OKLAHOMA CITY, OK.- The Oklahoma City Museum of Art
presents Photorealism Revisited, organized by International Arts®, an exhibition of 64 paintings rendered in a highly realistic, photographic style, on view from Jan. 24 through April 21. The exhibition features paintings by 38 Photorealist artists who have embraced photography as a crucial part of the artistic process.
Photorealism Revisited features works by pioneers of Photorealism including Robert Bechtle, Tom Blackwell, Charles Bell, Chuck Close, Robert Cottingham, Audrey Flack, Don Eddy, Richard Estes, Ralph Goings, Ron Kleemann, Richard McLean, and Ben Schonzeit, who each independently arrived at the decision to use photography as a source for their painting.
The term Photorealism was coined by gallery owner Louis K. Meisel in 1968 to describe a group of artists who began favoring a new type of photographic realism in the 1960s. This aesthetic came about after the height of the modern, non-objective, and abstract expressionist art of the mid-20th century and the consumer-based imagery associated with Pop art.
Photorealists were initially denounced for copying photography, and their work was dismissed for lacking artistic merit. Considered a reactionary fad, the art movement eventually gained recognition and reached its height in the 1970s. Artists continue to embrace Photorealism today. In recent years, there has been a renewed interest in figurative imagery, narrative content, and illusionistic space. The return of representational art among avant-garde artists has prompted a new review of Photorealism that can be seen in works by artists such as David Parrish, Robert Gniewek, Don Jacot, Anthony Brunelli, Cheryl Kelley, Peter Maier, Robert Neffson, and others.
Photorealism Revisited highlights the important influence of photography on the history of painting in American art. The Museum is excited to showcase these important Photorealist paintings, demonstrating a uniqueness of artistic technique and visual content, said Jennifer Klos, associate curator. Viewers will be able to see incredible detail in the paintings, which range in size from large to small.
Quintessentially American, although now an international art movement, many of the works in Photorealism Revisited focus on typical aspects of our urban and suburban landscapes such as trucks, motorcycles, cars, and roadside eateries. Other themes include portraiture, the still life and images of popular culture such as toys, comic books, and food.

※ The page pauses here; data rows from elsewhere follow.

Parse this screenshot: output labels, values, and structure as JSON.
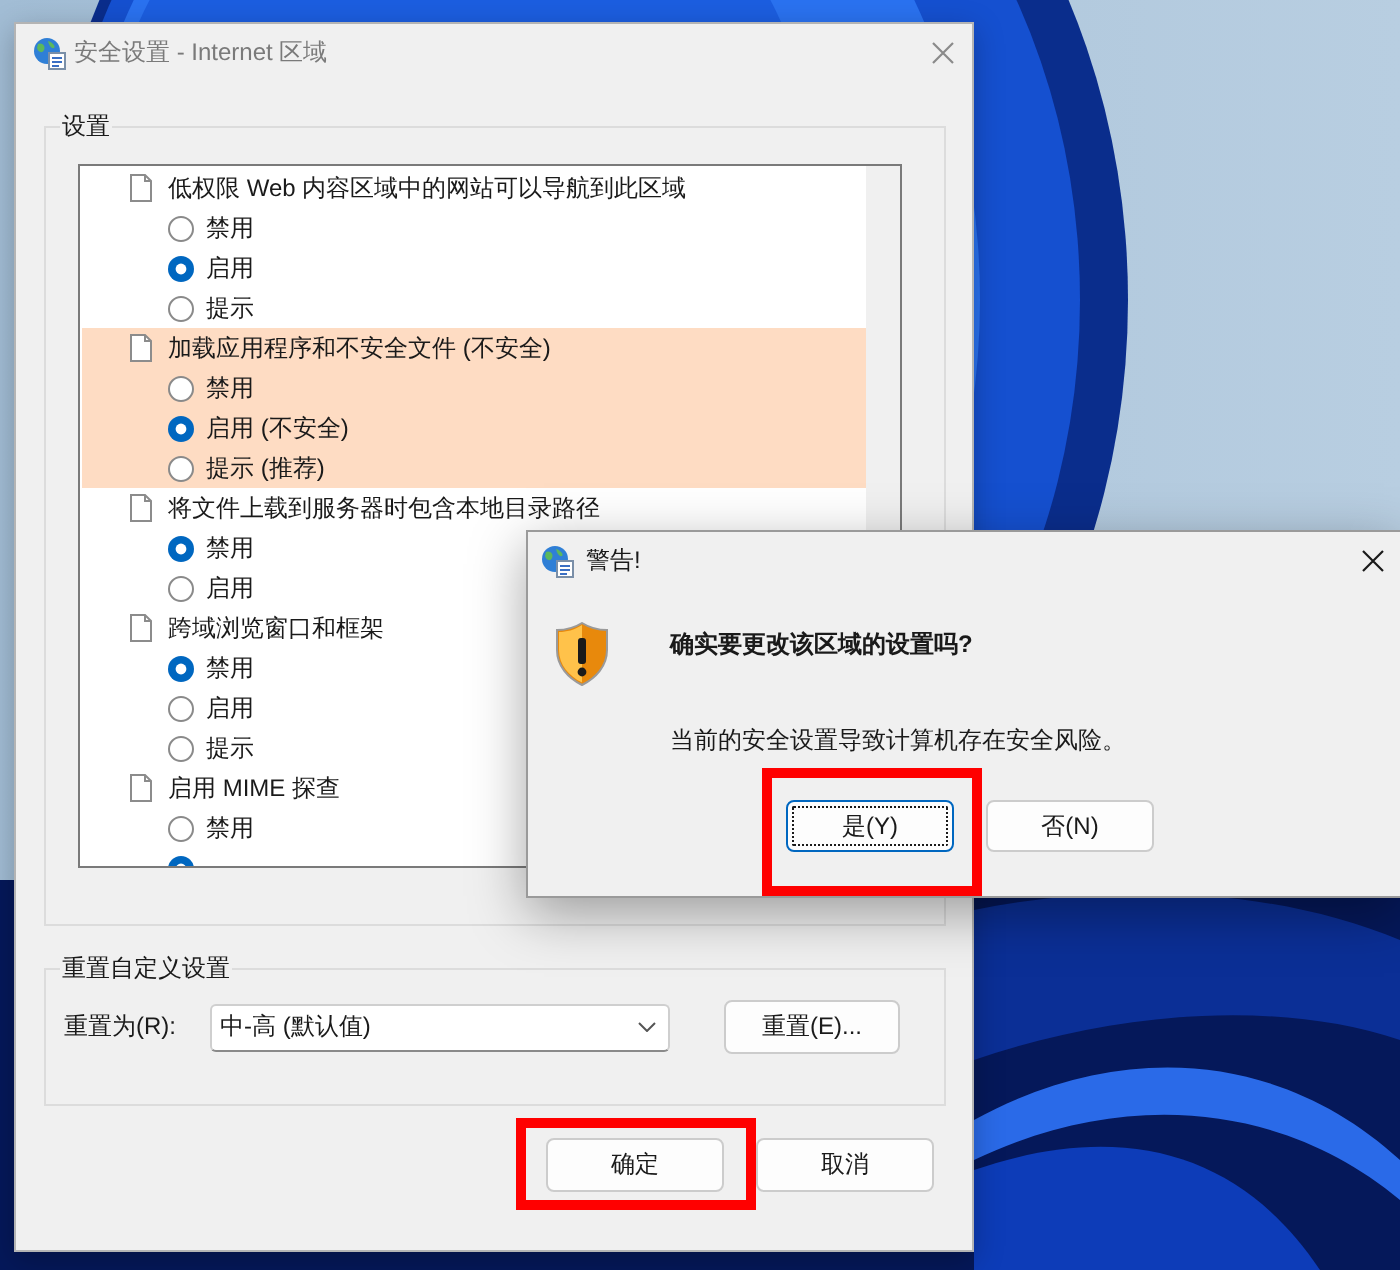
{
  "security_dialog": {
    "title": "安全设置 - Internet 区域",
    "active": false,
    "settings_group": {
      "label": "设置",
      "settings": [
        {
          "label": "低权限 Web 内容区域中的网站可以导航到此区域",
          "highlighted": false,
          "options": [
            {
              "label": "禁用",
              "selected": false
            },
            {
              "label": "启用",
              "selected": true
            },
            {
              "label": "提示",
              "selected": false
            }
          ]
        },
        {
          "label": "加载应用程序和不安全文件 (不安全)",
          "highlighted": true,
          "options": [
            {
              "label": "禁用",
              "selected": false
            },
            {
              "label": "启用 (不安全)",
              "selected": true
            },
            {
              "label": "提示 (推荐)",
              "selected": false
            }
          ]
        },
        {
          "label": "将文件上载到服务器时包含本地目录路径",
          "highlighted": false,
          "options": [
            {
              "label": "禁用",
              "selected": true
            },
            {
              "label": "启用",
              "selected": false
            }
          ]
        },
        {
          "label": "跨域浏览窗口和框架",
          "highlighted": false,
          "options": [
            {
              "label": "禁用",
              "selected": true
            },
            {
              "label": "启用",
              "selected": false
            },
            {
              "label": "提示",
              "selected": false
            }
          ]
        },
        {
          "label": "启用 MIME 探查",
          "highlighted": false,
          "options": [
            {
              "label": "禁用",
              "selected": false
            },
            {
              "selected": true
            }
          ]
        }
      ]
    },
    "reset_group": {
      "label": "重置自定义设置",
      "field_label": "重置为(R):",
      "dropdown": {
        "value": "中-高 (默认值)"
      },
      "reset_button": "重置(E)..."
    },
    "buttons": [
      {
        "label": "确定",
        "annotated": true
      },
      {
        "label": "取消",
        "annotated": false
      }
    ]
  },
  "warning_dialog": {
    "title": "警告!",
    "active": true,
    "heading": "确实要更改该区域的设置吗?",
    "message": "当前的安全设置导致计算机存在安全风险。",
    "buttons": [
      {
        "label": "是(Y)",
        "focused": true,
        "annotated": true
      },
      {
        "label": "否(N)",
        "focused": false,
        "annotated": false
      }
    ]
  }
}
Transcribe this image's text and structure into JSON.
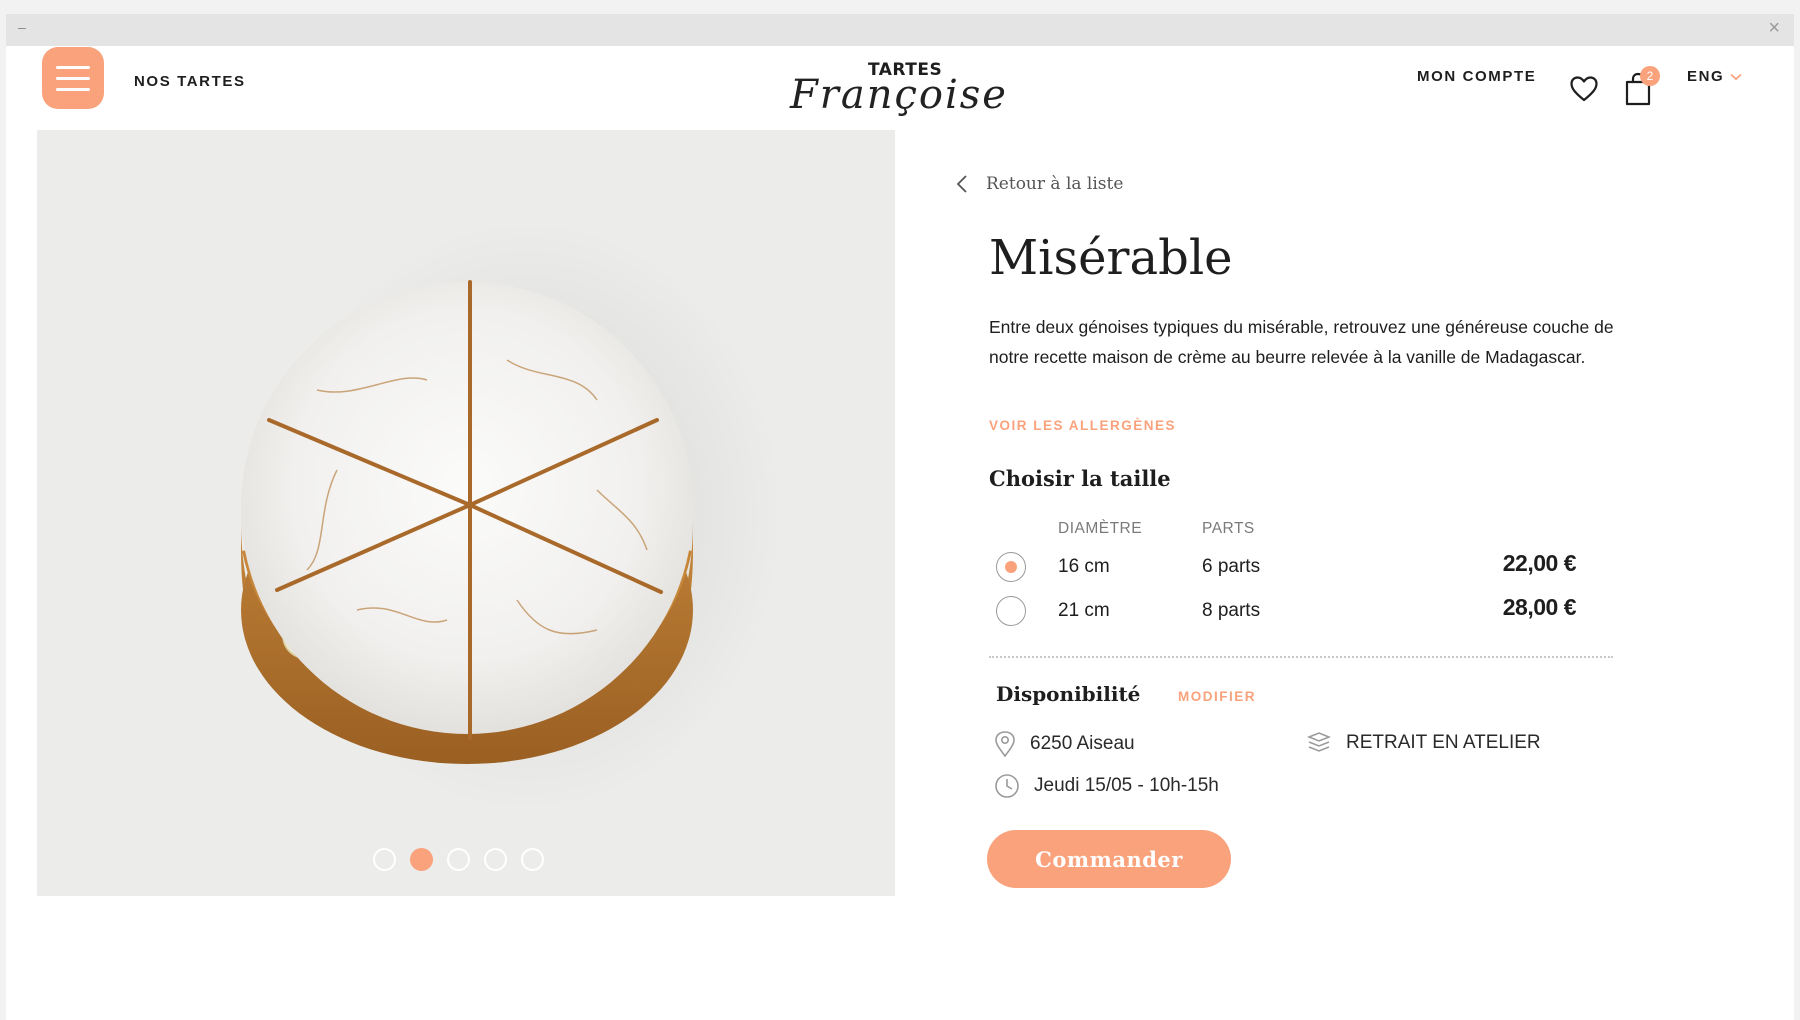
{
  "header": {
    "nav_label": "NOS TARTES",
    "logo_top": "TARTES",
    "logo_script": "Françoise",
    "account_label": "MON COMPTE",
    "cart_count": "2",
    "language": "ENG",
    "accent_color": "#f9a27c"
  },
  "gallery": {
    "slide_count": 5,
    "active_index": 1
  },
  "product": {
    "back_label": "Retour à la liste",
    "title": "Misérable",
    "description": "Entre deux génoises typiques du misérable, retrouvez une généreuse couche de notre recette maison de crème au beurre relevée à la vanille de Madagascar.",
    "allergens_link": "VOIR LES ALLERGÈNES",
    "size_title": "Choisir la taille",
    "size_table": {
      "header_diameter": "DIAMÈTRE",
      "header_parts": "PARTS",
      "options": [
        {
          "diameter": "16 cm",
          "parts": "6 parts",
          "price": "22,00 €",
          "selected": true
        },
        {
          "diameter": "21 cm",
          "parts": "8 parts",
          "price": "28,00 €",
          "selected": false
        }
      ]
    },
    "availability": {
      "title": "Disponibilité",
      "modify_label": "MODIFIER",
      "location": "6250 Aiseau",
      "pickup_mode": "RETRAIT EN ATELIER",
      "slot": "Jeudi 15/05 - 10h-15h"
    },
    "order_button": "Commander"
  },
  "icons": [
    "menu-icon",
    "heart-icon",
    "bag-icon",
    "chevron-down-icon",
    "chevron-left-icon",
    "location-pin-icon",
    "clock-icon",
    "pickup-icon",
    "close-icon"
  ]
}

The highly technical process associated with Photorealism and its use of imagery from popular culture creates accessible paintings that continue to capture the imagination of their audiences.